Unfortunately, IT security is more than just mathemathics and engineering. Neither social engineering nor human behaviour can be explained with CS methods. Nor can it be combated with it. The same goes for political/policy problems, like intelligence services attacking our human rights in the digital space of living. This is a political problem and we need a political solution for it. So political science also plays a role in IT Security.
When we keep this in mind, we see that current IT security lacks further development in certain fields. So I propose to emancipate IT security research from Computer Science and turn it into a new field of science. We can use the methods and tools of CS, Maths and engineering, but also need the methods, tools and philosophies (!) of humanities and social sciences like psychology and pedagogy.
So lets go and create a new Science. It will be fun and games until theories of science clash. 😉
In cooperation with the Magdeburger Institut für Sicherheitsforschung (MIS) we publish selected articles covering topics of past DeepSec conferences. The publication offers an in-depth description which extend the conference presentation and includes a follow-up with updated information. Latest addition is Marco Lancini’s article titled Social Authentication: Vulnerabilities, Mitigations, and Redesign.

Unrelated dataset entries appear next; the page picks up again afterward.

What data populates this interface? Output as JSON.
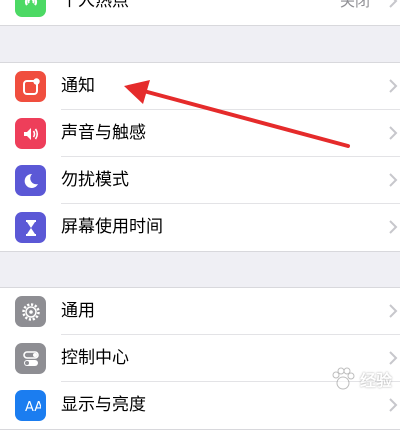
{
  "top_group": {
    "items": [
      {
        "label": "个人热点",
        "value": "关闭",
        "icon": "hotspot-icon",
        "color": "#4cd964"
      }
    ]
  },
  "group1": {
    "items": [
      {
        "label": "通知",
        "icon": "notification-icon",
        "color": "#f04e3e"
      },
      {
        "label": "声音与触感",
        "icon": "speaker-icon",
        "color": "#ee3e5a"
      },
      {
        "label": "勿扰模式",
        "icon": "moon-icon",
        "color": "#5b58d6"
      },
      {
        "label": "屏幕使用时间",
        "icon": "hourglass-icon",
        "color": "#5b58d6"
      }
    ]
  },
  "group2": {
    "items": [
      {
        "label": "通用",
        "icon": "gear-icon",
        "color": "#8e8e93"
      },
      {
        "label": "控制中心",
        "icon": "toggles-icon",
        "color": "#8e8e93"
      },
      {
        "label": "显示与亮度",
        "icon": "display-icon",
        "color": "#1b7df0"
      }
    ]
  },
  "annotation": {
    "color": "#e52b2b"
  },
  "watermark": {
    "text": "经验"
  }
}
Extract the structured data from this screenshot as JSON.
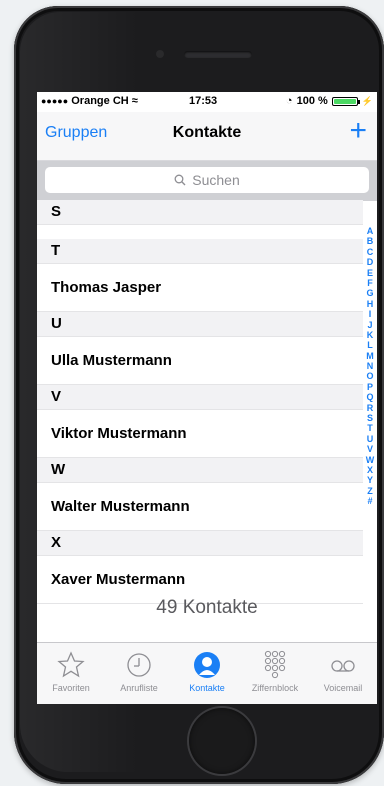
{
  "status": {
    "carrier": "Orange CH",
    "time": "17:53",
    "battery": "100 %",
    "battery_level": 1.0
  },
  "nav": {
    "back_label": "Gruppen",
    "title": "Kontakte",
    "add_label": "+"
  },
  "search": {
    "placeholder": "Suchen"
  },
  "sections": [
    {
      "letter": "S",
      "contacts": []
    },
    {
      "letter": "T",
      "contacts": [
        "Thomas Jasper"
      ]
    },
    {
      "letter": "U",
      "contacts": [
        "Ulla Mustermann"
      ]
    },
    {
      "letter": "V",
      "contacts": [
        "Viktor Mustermann"
      ]
    },
    {
      "letter": "W",
      "contacts": [
        "Walter Mustermann"
      ]
    },
    {
      "letter": "X",
      "contacts": [
        "Xaver Mustermann"
      ]
    }
  ],
  "contact_count": "49 Kontakte",
  "index": [
    "A",
    "B",
    "C",
    "D",
    "E",
    "F",
    "G",
    "H",
    "I",
    "J",
    "K",
    "L",
    "M",
    "N",
    "O",
    "P",
    "Q",
    "R",
    "S",
    "T",
    "U",
    "V",
    "W",
    "X",
    "Y",
    "Z",
    "#"
  ],
  "tabs": [
    {
      "label": "Favoriten",
      "icon": "star-icon",
      "active": false
    },
    {
      "label": "Anrufliste",
      "icon": "clock-icon",
      "active": false
    },
    {
      "label": "Kontakte",
      "icon": "contact-icon",
      "active": true
    },
    {
      "label": "Ziffernblock",
      "icon": "keypad-icon",
      "active": false
    },
    {
      "label": "Voicemail",
      "icon": "voicemail-icon",
      "active": false
    }
  ],
  "colors": {
    "accent": "#1a7ff5",
    "battery": "#4cd964"
  }
}
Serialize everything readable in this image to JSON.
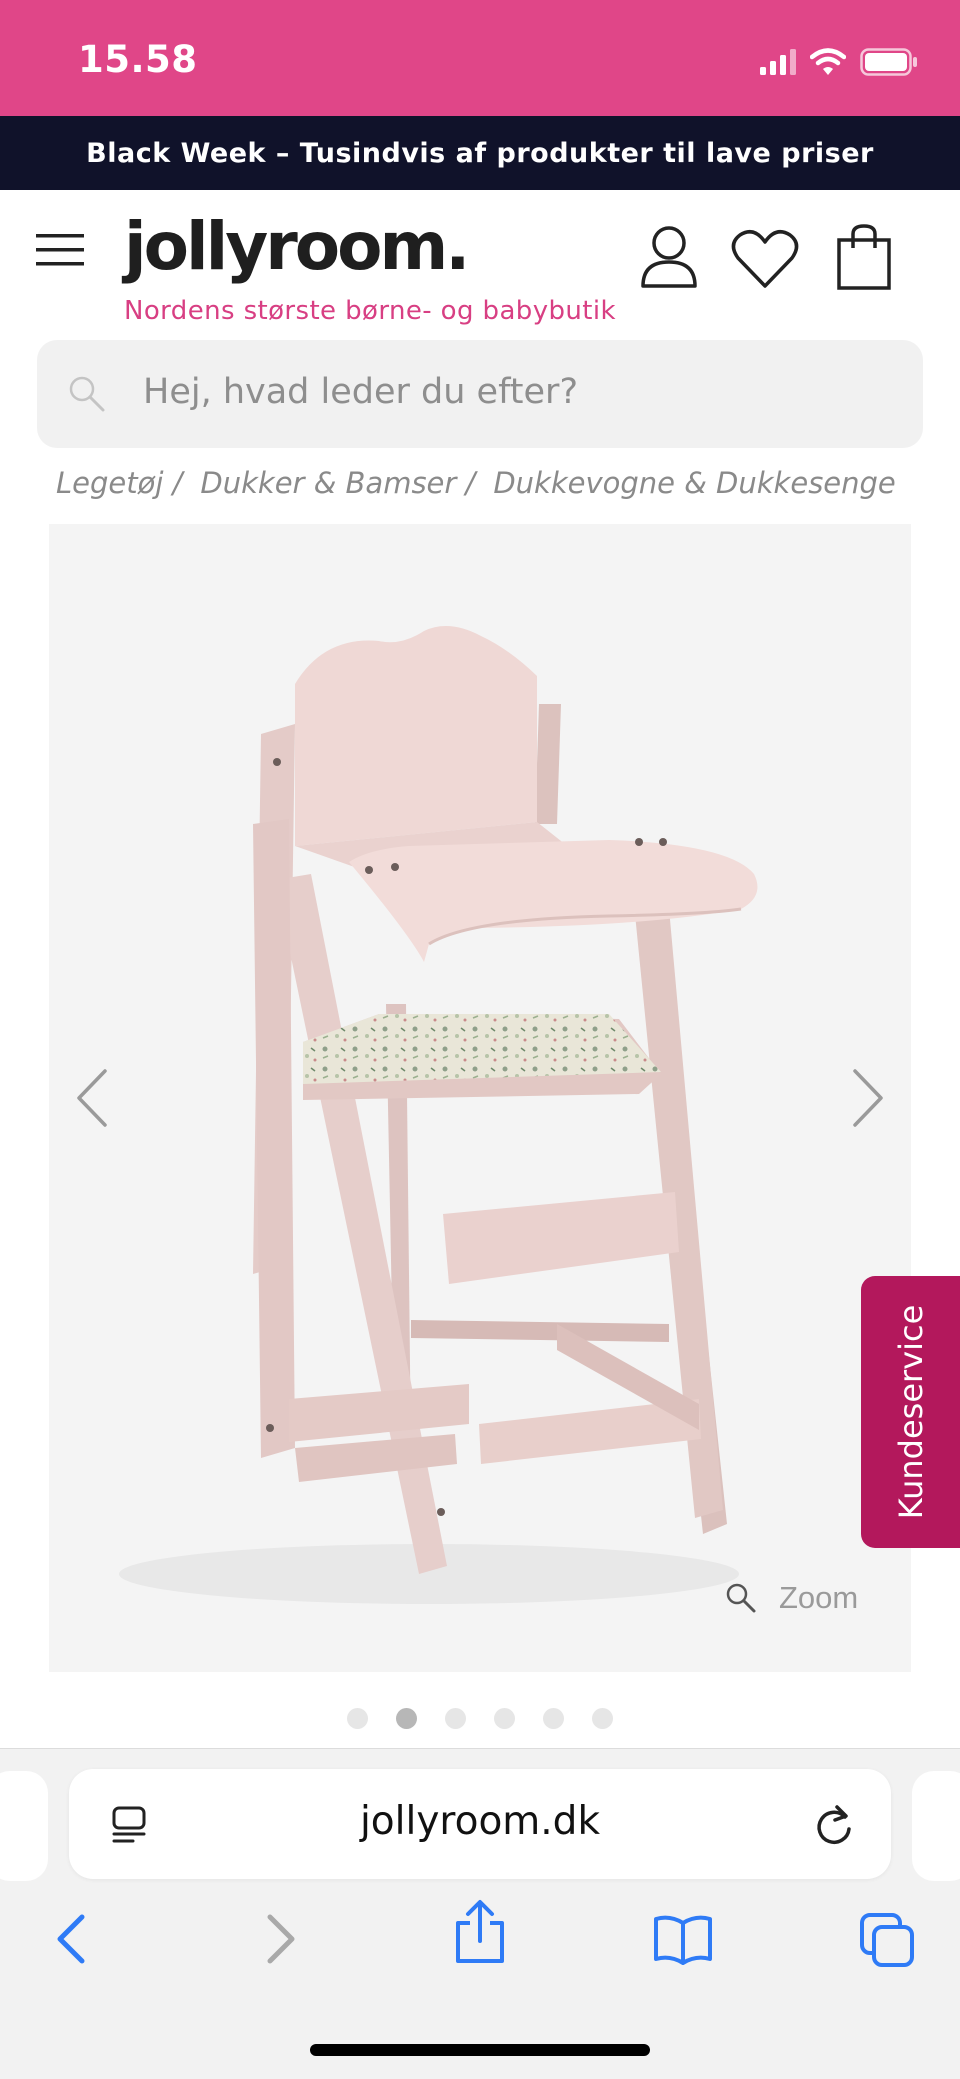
{
  "status_bar": {
    "time": "15.58",
    "color": "#e04688"
  },
  "promo": {
    "text": "Black Week – Tusindvis af produkter til lave priser"
  },
  "header": {
    "logo": "jollyroom.",
    "tagline": "Nordens største børne- og babybutik",
    "icons": [
      "menu-icon",
      "account-icon",
      "heart-icon",
      "cart-icon"
    ]
  },
  "search": {
    "placeholder": "Hej, hvad leder du efter?"
  },
  "breadcrumb": {
    "items": [
      "Legetøj /",
      "Dukker & Bamser /",
      "Dukkevogne & Dukkesenge"
    ]
  },
  "gallery": {
    "zoom_label": "Zoom",
    "image_count": 6,
    "active_index": 1
  },
  "kundeservice": {
    "label": "Kundeservice",
    "color": "#b3185c"
  },
  "browser": {
    "url": "jollyroom.dk",
    "accent": "#2f7bf6"
  }
}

High-value services have introduced two-factor authentication to prevent adversaries from compromising accounts using stolen credentials. Facebook has recently released a two-factor authentication mechanism, referred to as Social Authentication (SA). We designed and implemented an automated system able to break the SA, to demonstrate the feasibility of carrying out large-scale attacks against social authentication with minimal effort on behalf of an attacker. We then revisited the SA concept and propose reSA, a two-factor authentication scheme that can be easily solved by humans but is robust against face-recognition software.
The MIS web site has a collection of all published articles. The full articles will be found in the special edition „In Depth Security – Proceedings of the DeepSec Conferences“.